Source information section start
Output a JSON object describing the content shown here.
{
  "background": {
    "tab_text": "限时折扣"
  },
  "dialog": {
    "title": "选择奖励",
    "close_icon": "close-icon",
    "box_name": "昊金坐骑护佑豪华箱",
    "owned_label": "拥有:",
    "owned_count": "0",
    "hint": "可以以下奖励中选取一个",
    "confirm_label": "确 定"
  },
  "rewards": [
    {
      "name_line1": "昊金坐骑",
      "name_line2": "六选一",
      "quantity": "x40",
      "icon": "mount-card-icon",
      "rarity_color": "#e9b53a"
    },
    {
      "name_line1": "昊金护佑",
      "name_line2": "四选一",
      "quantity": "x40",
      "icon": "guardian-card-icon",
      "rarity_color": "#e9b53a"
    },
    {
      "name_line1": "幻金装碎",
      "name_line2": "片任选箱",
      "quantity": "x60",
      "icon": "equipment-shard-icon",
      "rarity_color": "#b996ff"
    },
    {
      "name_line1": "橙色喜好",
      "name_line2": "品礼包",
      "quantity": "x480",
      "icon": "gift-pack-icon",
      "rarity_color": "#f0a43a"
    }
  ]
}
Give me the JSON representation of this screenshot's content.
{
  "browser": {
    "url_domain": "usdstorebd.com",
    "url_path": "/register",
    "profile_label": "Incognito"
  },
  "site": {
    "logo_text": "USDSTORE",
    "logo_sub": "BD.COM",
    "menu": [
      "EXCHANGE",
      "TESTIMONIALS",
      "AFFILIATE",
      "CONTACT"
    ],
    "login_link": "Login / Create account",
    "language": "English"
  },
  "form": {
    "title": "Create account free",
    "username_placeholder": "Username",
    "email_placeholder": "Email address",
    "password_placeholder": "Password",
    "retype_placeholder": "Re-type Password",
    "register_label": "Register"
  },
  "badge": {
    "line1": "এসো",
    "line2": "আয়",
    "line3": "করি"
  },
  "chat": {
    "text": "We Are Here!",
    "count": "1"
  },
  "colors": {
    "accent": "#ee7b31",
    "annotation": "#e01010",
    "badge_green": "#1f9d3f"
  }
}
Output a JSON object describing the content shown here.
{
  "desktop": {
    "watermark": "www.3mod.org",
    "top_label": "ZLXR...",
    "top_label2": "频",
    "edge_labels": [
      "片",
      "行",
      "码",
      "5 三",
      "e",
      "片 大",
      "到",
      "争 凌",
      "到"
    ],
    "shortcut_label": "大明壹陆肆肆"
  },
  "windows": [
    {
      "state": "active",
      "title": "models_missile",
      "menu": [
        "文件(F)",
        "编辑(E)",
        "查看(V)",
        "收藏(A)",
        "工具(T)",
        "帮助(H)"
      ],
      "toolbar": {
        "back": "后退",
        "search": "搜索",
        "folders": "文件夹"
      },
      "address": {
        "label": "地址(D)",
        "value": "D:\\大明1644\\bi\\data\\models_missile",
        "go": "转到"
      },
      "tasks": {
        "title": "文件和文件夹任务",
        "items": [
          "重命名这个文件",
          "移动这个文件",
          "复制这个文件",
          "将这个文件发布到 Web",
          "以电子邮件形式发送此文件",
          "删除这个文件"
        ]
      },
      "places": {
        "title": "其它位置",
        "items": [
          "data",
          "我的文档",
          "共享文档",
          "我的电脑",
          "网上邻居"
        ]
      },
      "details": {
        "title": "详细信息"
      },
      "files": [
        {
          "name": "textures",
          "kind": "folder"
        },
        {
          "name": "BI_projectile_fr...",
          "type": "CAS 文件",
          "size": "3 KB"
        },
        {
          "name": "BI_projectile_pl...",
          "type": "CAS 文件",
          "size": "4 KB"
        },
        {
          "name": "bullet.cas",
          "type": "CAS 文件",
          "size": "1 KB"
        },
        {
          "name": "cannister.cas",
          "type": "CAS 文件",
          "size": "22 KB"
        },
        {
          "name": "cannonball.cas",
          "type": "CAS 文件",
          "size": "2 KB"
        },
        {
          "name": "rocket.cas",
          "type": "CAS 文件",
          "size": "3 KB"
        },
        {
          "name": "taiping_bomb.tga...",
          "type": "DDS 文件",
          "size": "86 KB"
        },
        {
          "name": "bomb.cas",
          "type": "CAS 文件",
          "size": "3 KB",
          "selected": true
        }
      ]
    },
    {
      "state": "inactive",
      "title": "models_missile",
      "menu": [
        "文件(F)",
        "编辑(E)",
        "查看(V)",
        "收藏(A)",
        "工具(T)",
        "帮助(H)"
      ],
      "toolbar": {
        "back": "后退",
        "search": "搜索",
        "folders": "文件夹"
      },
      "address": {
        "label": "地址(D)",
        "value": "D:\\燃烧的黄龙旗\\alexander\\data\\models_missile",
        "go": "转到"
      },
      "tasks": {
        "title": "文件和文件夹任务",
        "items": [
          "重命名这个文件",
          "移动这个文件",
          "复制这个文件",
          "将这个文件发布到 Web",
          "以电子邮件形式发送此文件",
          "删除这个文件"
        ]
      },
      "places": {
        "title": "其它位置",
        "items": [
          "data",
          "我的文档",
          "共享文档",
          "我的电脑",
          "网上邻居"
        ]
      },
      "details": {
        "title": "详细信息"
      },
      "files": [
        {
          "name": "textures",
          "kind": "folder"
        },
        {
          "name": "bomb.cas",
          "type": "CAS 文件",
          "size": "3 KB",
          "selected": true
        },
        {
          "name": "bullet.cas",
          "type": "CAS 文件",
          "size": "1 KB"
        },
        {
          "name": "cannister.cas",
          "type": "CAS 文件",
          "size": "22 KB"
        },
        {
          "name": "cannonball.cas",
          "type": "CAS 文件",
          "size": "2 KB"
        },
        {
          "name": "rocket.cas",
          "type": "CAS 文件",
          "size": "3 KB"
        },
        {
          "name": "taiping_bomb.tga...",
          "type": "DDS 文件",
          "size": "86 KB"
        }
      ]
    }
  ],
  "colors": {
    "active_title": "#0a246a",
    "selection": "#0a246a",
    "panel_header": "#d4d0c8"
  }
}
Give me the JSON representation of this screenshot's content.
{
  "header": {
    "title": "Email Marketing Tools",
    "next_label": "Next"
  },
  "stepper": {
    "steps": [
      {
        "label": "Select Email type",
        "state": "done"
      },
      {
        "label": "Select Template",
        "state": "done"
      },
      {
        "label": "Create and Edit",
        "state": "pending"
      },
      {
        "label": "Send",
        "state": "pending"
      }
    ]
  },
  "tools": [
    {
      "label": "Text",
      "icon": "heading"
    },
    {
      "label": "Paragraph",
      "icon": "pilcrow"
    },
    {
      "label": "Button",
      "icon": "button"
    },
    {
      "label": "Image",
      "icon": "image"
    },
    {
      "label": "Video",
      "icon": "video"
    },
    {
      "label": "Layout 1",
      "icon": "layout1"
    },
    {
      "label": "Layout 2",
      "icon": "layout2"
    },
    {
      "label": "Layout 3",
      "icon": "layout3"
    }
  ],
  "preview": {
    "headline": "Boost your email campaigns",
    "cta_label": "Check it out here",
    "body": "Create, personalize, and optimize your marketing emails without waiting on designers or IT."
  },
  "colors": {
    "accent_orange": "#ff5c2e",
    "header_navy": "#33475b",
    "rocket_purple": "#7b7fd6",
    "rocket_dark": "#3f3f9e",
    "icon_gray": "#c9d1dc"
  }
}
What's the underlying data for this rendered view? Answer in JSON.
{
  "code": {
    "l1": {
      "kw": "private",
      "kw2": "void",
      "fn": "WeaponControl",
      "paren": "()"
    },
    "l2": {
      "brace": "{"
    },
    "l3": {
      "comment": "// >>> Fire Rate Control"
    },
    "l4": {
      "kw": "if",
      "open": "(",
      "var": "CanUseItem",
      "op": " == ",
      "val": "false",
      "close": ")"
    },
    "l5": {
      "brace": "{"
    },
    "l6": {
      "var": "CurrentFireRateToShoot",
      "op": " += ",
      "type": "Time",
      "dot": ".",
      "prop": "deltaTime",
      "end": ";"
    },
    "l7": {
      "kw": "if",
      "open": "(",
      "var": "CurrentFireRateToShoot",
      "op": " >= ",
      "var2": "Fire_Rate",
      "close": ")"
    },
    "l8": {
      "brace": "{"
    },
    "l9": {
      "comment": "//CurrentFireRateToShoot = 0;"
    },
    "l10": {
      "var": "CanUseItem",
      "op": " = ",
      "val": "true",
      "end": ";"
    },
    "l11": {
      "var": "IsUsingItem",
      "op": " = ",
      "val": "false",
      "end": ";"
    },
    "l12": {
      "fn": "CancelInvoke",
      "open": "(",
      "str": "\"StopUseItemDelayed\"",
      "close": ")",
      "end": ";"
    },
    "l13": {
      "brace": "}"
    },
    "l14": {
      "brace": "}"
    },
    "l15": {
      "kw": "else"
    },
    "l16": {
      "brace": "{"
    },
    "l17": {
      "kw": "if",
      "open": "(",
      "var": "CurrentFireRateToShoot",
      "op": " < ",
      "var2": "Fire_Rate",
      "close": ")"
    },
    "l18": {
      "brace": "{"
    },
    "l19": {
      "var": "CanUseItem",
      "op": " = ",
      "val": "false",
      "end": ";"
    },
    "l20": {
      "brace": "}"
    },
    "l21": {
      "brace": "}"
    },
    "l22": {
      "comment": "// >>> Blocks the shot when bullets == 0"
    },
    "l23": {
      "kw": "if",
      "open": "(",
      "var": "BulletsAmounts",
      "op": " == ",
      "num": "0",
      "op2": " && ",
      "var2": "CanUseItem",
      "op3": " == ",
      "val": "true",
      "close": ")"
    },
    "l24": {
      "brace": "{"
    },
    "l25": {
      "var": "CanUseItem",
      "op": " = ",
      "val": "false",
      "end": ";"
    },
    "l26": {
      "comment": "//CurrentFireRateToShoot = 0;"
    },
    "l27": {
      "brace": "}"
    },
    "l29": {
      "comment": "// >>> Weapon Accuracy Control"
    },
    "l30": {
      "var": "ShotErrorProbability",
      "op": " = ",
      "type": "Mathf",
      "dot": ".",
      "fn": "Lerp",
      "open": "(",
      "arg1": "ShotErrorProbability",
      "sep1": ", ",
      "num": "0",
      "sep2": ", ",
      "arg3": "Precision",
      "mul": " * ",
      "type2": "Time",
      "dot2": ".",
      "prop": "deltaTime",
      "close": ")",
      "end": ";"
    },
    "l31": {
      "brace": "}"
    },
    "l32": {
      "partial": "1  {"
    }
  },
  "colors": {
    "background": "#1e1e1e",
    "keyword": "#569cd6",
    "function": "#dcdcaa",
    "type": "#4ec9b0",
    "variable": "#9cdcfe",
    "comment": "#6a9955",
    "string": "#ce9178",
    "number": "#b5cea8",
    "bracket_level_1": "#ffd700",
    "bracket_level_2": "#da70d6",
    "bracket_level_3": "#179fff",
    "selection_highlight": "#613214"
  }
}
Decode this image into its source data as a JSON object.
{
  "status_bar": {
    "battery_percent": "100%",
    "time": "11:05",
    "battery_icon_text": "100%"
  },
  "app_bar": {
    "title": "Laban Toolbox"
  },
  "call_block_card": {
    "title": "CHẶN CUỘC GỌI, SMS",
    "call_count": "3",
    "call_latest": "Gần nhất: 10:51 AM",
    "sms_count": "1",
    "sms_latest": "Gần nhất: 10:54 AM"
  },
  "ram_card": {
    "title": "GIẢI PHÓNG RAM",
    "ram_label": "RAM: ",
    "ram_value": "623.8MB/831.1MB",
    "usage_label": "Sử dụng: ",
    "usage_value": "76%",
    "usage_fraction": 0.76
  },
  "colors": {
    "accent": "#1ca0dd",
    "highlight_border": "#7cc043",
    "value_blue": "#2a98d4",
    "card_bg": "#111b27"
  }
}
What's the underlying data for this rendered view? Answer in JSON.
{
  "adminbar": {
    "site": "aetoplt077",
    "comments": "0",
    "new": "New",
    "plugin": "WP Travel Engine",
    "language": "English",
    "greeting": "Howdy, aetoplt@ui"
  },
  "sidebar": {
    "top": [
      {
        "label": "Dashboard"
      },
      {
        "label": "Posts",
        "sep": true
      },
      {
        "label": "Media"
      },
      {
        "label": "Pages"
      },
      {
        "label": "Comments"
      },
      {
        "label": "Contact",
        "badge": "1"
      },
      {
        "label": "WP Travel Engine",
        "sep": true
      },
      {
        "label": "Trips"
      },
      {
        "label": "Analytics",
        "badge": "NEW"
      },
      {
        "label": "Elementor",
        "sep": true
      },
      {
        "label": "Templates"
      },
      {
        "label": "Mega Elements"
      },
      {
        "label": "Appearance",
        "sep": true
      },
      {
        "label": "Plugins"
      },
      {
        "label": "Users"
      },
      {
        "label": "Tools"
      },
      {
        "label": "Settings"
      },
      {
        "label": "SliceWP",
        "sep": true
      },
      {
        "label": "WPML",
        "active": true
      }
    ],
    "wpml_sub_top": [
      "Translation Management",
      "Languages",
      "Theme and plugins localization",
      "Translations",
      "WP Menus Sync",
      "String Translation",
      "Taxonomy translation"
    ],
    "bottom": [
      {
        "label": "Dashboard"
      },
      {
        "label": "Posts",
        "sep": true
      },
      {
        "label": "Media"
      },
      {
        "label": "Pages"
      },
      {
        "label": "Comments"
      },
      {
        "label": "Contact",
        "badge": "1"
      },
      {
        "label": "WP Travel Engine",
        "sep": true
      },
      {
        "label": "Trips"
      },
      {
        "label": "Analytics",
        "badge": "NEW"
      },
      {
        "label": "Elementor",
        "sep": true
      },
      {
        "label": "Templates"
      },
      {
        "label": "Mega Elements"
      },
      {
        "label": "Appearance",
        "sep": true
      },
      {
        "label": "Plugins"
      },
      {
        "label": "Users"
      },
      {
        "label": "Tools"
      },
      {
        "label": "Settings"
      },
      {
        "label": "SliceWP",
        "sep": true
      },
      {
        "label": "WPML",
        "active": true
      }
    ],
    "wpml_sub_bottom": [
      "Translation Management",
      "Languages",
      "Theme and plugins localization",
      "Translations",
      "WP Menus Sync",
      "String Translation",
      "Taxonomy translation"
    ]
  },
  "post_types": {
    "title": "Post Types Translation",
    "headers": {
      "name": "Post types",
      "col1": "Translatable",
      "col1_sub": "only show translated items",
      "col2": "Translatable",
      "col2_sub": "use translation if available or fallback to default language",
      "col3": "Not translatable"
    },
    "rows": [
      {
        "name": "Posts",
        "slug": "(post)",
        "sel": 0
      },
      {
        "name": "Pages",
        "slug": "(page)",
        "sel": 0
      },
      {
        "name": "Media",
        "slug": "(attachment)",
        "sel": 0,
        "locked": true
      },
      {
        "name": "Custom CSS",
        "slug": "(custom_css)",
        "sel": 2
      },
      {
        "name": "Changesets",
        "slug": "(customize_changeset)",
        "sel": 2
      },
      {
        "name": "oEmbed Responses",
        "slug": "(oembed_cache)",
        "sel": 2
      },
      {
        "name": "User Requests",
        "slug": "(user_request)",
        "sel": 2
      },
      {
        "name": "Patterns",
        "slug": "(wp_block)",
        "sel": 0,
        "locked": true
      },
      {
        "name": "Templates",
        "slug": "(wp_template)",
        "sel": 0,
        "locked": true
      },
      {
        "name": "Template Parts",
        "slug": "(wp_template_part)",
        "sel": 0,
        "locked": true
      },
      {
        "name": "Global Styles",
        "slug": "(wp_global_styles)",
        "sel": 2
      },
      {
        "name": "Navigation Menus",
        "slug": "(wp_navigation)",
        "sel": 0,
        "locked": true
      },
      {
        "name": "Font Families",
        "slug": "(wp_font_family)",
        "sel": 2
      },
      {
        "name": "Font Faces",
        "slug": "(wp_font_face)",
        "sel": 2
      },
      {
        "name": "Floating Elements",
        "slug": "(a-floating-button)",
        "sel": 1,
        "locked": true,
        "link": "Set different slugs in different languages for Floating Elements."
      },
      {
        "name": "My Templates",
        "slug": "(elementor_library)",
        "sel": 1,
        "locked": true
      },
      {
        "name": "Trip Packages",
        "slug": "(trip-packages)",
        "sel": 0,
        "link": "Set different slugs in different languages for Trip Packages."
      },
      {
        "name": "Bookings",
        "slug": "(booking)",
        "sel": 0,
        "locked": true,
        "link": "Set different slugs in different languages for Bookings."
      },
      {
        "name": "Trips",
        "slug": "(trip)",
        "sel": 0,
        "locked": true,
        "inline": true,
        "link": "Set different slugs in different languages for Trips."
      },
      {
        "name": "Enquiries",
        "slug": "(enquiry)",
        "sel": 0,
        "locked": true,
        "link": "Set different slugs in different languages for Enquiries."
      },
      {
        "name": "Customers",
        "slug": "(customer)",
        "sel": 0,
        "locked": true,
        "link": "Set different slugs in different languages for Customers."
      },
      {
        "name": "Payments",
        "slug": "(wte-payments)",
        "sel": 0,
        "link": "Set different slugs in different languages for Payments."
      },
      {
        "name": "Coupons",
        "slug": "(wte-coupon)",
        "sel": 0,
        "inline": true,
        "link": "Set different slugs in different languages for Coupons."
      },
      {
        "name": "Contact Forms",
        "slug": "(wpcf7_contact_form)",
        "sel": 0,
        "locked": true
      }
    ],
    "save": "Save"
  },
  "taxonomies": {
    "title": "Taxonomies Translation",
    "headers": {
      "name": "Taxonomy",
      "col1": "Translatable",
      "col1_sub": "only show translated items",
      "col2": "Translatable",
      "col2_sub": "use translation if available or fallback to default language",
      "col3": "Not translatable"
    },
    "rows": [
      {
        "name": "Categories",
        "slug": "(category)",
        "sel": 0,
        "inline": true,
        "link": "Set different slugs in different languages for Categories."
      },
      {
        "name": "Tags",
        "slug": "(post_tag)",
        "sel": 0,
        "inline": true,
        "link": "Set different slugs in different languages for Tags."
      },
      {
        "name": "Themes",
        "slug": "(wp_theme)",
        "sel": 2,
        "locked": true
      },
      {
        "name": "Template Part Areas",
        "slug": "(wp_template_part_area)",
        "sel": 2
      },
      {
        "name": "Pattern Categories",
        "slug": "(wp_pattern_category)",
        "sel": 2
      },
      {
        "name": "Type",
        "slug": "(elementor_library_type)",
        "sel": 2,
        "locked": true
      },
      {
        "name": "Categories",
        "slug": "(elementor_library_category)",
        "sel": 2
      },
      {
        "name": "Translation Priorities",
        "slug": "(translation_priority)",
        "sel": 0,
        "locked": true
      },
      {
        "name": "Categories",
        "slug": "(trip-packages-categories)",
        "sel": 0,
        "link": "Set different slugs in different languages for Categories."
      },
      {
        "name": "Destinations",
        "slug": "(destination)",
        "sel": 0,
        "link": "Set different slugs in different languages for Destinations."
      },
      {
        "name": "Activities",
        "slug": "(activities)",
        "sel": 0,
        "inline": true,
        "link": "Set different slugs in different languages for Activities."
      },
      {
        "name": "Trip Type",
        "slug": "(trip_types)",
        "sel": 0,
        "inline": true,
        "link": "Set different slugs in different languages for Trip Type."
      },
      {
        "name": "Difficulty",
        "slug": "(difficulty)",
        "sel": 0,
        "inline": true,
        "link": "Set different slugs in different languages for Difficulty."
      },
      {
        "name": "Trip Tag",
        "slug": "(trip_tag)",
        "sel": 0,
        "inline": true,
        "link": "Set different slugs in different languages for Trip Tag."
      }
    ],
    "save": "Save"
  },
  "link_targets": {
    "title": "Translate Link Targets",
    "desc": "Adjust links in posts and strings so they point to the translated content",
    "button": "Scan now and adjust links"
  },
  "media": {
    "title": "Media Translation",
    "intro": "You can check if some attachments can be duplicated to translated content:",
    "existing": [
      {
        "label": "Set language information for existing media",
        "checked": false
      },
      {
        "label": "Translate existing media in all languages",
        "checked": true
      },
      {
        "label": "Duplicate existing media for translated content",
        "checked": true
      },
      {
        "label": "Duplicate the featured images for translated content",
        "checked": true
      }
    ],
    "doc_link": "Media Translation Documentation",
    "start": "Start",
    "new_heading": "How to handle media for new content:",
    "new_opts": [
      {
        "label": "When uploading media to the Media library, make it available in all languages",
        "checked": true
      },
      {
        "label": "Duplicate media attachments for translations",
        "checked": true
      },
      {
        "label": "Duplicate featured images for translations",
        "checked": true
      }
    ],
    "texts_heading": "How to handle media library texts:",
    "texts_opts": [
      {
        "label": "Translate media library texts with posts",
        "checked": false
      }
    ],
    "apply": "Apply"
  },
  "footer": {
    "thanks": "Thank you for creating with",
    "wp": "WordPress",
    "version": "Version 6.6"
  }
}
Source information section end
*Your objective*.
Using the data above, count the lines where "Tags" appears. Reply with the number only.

*Expected output*.
2